PROBLEM STATEMENT ->
Retype the entries exactly; omit all pictures.

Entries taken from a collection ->
──────────────────────────────
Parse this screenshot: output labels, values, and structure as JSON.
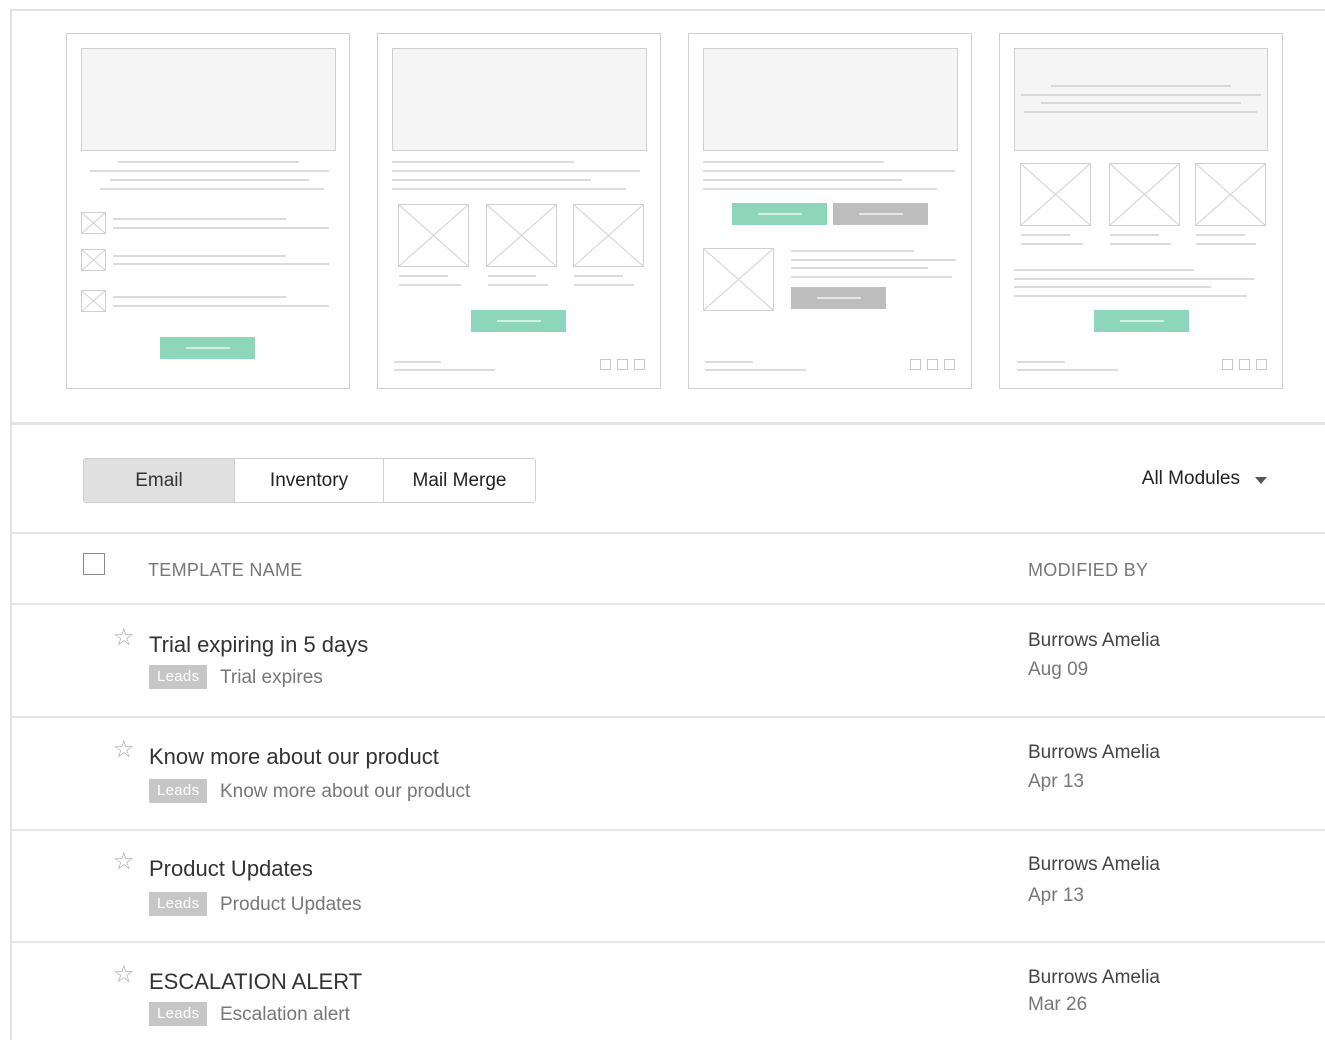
{
  "tabs": {
    "email": "Email",
    "inventory": "Inventory",
    "mail_merge": "Mail Merge",
    "active": "Email"
  },
  "filter": {
    "module_label": "All Modules",
    "icon": "caret-down-icon"
  },
  "table": {
    "headers": {
      "name": "TEMPLATE NAME",
      "modified_by": "MODIFIED BY"
    },
    "rows": [
      {
        "title": "Trial expiring in 5 days",
        "module": "Leads",
        "subject": "Trial expires",
        "modified_by": "Burrows Amelia",
        "date": "Aug 09",
        "starred": false
      },
      {
        "title": "Know more about our product",
        "module": "Leads",
        "subject": "Know more about our product",
        "modified_by": "Burrows Amelia",
        "date": "Apr 13",
        "starred": false
      },
      {
        "title": "Product Updates",
        "module": "Leads",
        "subject": "Product Updates",
        "modified_by": "Burrows Amelia",
        "date": "Apr 13",
        "starred": false
      },
      {
        "title": "ESCALATION ALERT",
        "module": "Leads",
        "subject": "Escalation alert",
        "modified_by": "Burrows Amelia",
        "date": "Mar 26",
        "starred": false
      }
    ]
  },
  "colors": {
    "accent_button": "#8dd5bb",
    "secondary_button": "#bdbdbd",
    "badge": "#c6c6c6",
    "active_tab": "#e0e0e0"
  },
  "icons": {
    "star": "star-outline-icon",
    "checkbox": "checkbox-icon",
    "image_placeholder": "image-placeholder-icon"
  }
}
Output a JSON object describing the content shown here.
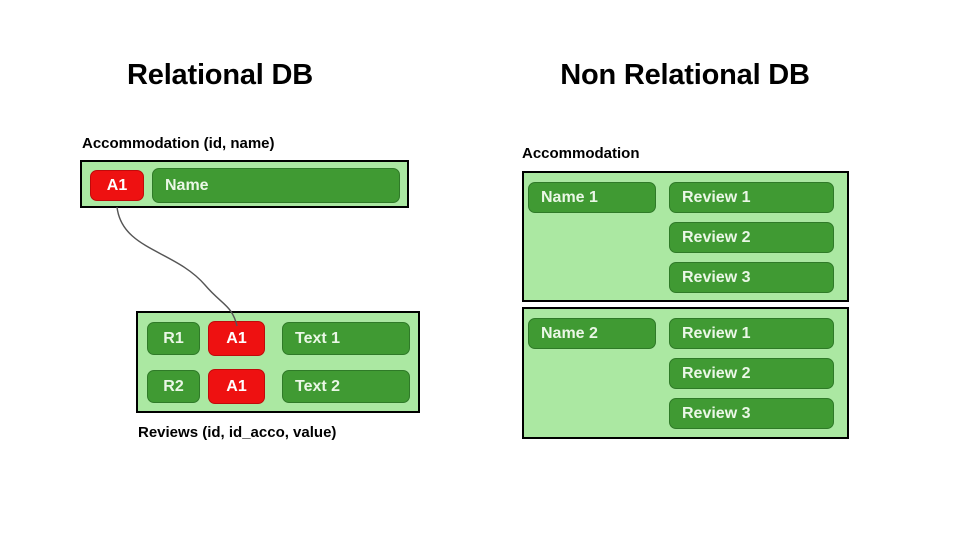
{
  "colors": {
    "box_fill": "#ABE8A2",
    "pill_fill": "#409A33",
    "key_fill": "#EE1111",
    "box_border": "#000000",
    "text_light": "#EAF7E6",
    "connector": "#555555"
  },
  "left_panel": {
    "title": "Relational DB",
    "accommodation": {
      "caption": "Accommodation (id, name)",
      "cells": [
        {
          "label": "A1",
          "type": "key"
        },
        {
          "label": "Name",
          "type": "value"
        }
      ]
    },
    "reviews": {
      "caption": "Reviews (id, id_acco, value)",
      "rows": [
        [
          {
            "label": "R1",
            "type": "value"
          },
          {
            "label": "A1",
            "type": "key"
          },
          {
            "label": "Text 1",
            "type": "value"
          }
        ],
        [
          {
            "label": "R2",
            "type": "value"
          },
          {
            "label": "A1",
            "type": "key"
          },
          {
            "label": "Text 2",
            "type": "value"
          }
        ]
      ]
    }
  },
  "right_panel": {
    "title": "Non Relational DB",
    "collection_caption": "Accommodation",
    "documents": [
      {
        "name": "Name 1",
        "reviews": [
          "Review 1",
          "Review 2",
          "Review 3"
        ]
      },
      {
        "name": "Name 2",
        "reviews": [
          "Review 1",
          "Review 2",
          "Review 3"
        ]
      }
    ]
  }
}
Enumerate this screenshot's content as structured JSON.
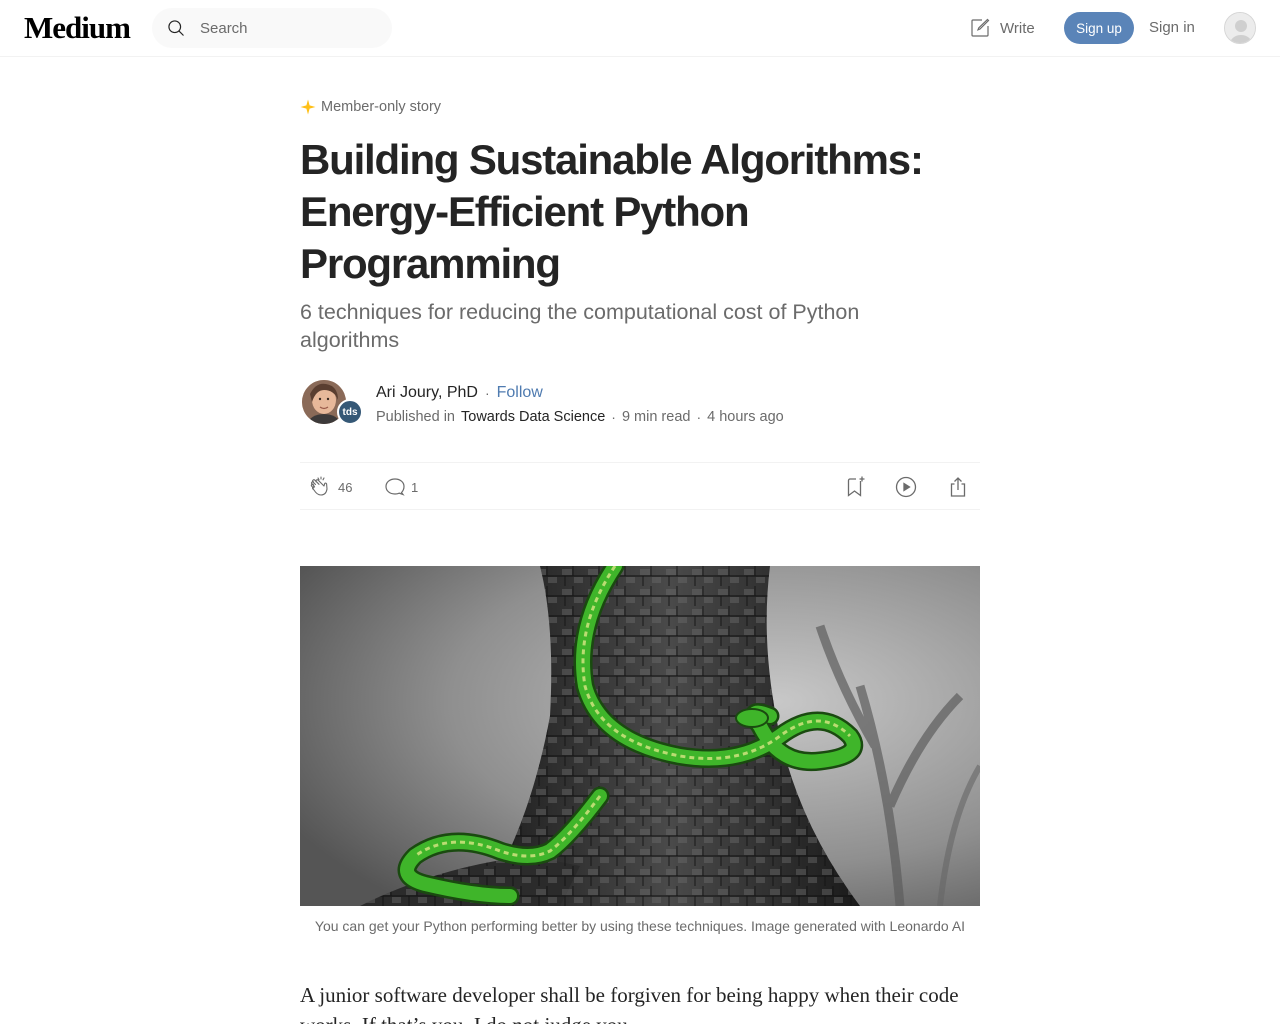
{
  "header": {
    "logo": "Medium",
    "search_placeholder": "Search",
    "write_label": "Write",
    "signup_label": "Sign up",
    "signin_label": "Sign in"
  },
  "article": {
    "member_label": "Member-only story",
    "title": "Building Sustainable Algorithms: Energy-Efficient Python Programming",
    "subtitle": "6 techniques for reducing the computational cost of Python algorithms",
    "author": {
      "name": "Ari Joury, PhD",
      "follow_label": "Follow",
      "published_in_label": "Published in",
      "publication": "Towards Data Science",
      "publication_badge": "tds",
      "read_time": "9 min read",
      "published_ago": "4 hours ago"
    },
    "actions": {
      "claps": "46",
      "responses": "1"
    },
    "image_caption": "You can get your Python performing better by using these techniques. Image generated with Leonardo AI",
    "body_first_paragraph": "A junior software developer shall be forgiven for being happy when their code works. If that’s you, I do not judge you."
  },
  "colors": {
    "accent_signup": "#5a84b8",
    "follow_link": "#4f7bb0",
    "member_star": "#ffc017",
    "text_primary": "#242424",
    "text_secondary": "#6b6b6b"
  },
  "icons": [
    "search-icon",
    "write-icon",
    "member-star-icon",
    "clap-icon",
    "response-icon",
    "bookmark-icon",
    "listen-icon",
    "share-icon"
  ]
}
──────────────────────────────
EXERCISE SOLUTION ->
Parse this screenshot: output labels, values, and structure as JSON.
{
  "tabs": {
    "email": "Email",
    "inventory": "Inventory",
    "mail_merge": "Mail Merge",
    "active": "Email"
  },
  "filter": {
    "module_label": "All Modules",
    "icon": "caret-down-icon"
  },
  "table": {
    "headers": {
      "name": "TEMPLATE NAME",
      "modified_by": "MODIFIED BY"
    },
    "rows": [
      {
        "title": "Trial expiring in 5 days",
        "module": "Leads",
        "subject": "Trial expires",
        "modified_by": "Burrows Amelia",
        "date": "Aug 09",
        "starred": false
      },
      {
        "title": "Know more about our product",
        "module": "Leads",
        "subject": "Know more about our product",
        "modified_by": "Burrows Amelia",
        "date": "Apr 13",
        "starred": false
      },
      {
        "title": "Product Updates",
        "module": "Leads",
        "subject": "Product Updates",
        "modified_by": "Burrows Amelia",
        "date": "Apr 13",
        "starred": false
      },
      {
        "title": "ESCALATION ALERT",
        "module": "Leads",
        "subject": "Escalation alert",
        "modified_by": "Burrows Amelia",
        "date": "Mar 26",
        "starred": false
      }
    ]
  },
  "colors": {
    "accent_button": "#8dd5bb",
    "secondary_button": "#bdbdbd",
    "badge": "#c6c6c6",
    "active_tab": "#e0e0e0"
  },
  "icons": {
    "star": "star-outline-icon",
    "checkbox": "checkbox-icon",
    "image_placeholder": "image-placeholder-icon"
  }
}
Output a JSON object describing the content shown here.
{
  "colors": {
    "box_fill": "#ABE8A2",
    "pill_fill": "#409A33",
    "key_fill": "#EE1111",
    "box_border": "#000000",
    "text_light": "#EAF7E6",
    "connector": "#555555"
  },
  "left_panel": {
    "title": "Relational DB",
    "accommodation": {
      "caption": "Accommodation (id, name)",
      "cells": [
        {
          "label": "A1",
          "type": "key"
        },
        {
          "label": "Name",
          "type": "value"
        }
      ]
    },
    "reviews": {
      "caption": "Reviews (id, id_acco, value)",
      "rows": [
        [
          {
            "label": "R1",
            "type": "value"
          },
          {
            "label": "A1",
            "type": "key"
          },
          {
            "label": "Text 1",
            "type": "value"
          }
        ],
        [
          {
            "label": "R2",
            "type": "value"
          },
          {
            "label": "A1",
            "type": "key"
          },
          {
            "label": "Text 2",
            "type": "value"
          }
        ]
      ]
    }
  },
  "right_panel": {
    "title": "Non Relational DB",
    "collection_caption": "Accommodation",
    "documents": [
      {
        "name": "Name 1",
        "reviews": [
          "Review 1",
          "Review 2",
          "Review 3"
        ]
      },
      {
        "name": "Name 2",
        "reviews": [
          "Review 1",
          "Review 2",
          "Review 3"
        ]
      }
    ]
  }
}
Enumerate this screenshot's content as structured JSON.
{
  "header": {
    "logo": "Medium",
    "search_placeholder": "Search",
    "write_label": "Write",
    "signup_label": "Sign up",
    "signin_label": "Sign in"
  },
  "article": {
    "member_label": "Member-only story",
    "title": "Building Sustainable Algorithms: Energy-Efficient Python Programming",
    "subtitle": "6 techniques for reducing the computational cost of Python algorithms",
    "author": {
      "name": "Ari Joury, PhD",
      "follow_label": "Follow",
      "published_in_label": "Published in",
      "publication": "Towards Data Science",
      "publication_badge": "tds",
      "read_time": "9 min read",
      "published_ago": "4 hours ago"
    },
    "actions": {
      "claps": "46",
      "responses": "1"
    },
    "image_caption": "You can get your Python performing better by using these techniques. Image generated with Leonardo AI",
    "body_first_paragraph": "A junior software developer shall be forgiven for being happy when their code works. If that’s you, I do not judge you."
  },
  "colors": {
    "accent_signup": "#5a84b8",
    "follow_link": "#4f7bb0",
    "member_star": "#ffc017",
    "text_primary": "#242424",
    "text_secondary": "#6b6b6b"
  },
  "icons": [
    "search-icon",
    "write-icon",
    "member-star-icon",
    "clap-icon",
    "response-icon",
    "bookmark-icon",
    "listen-icon",
    "share-icon"
  ]
}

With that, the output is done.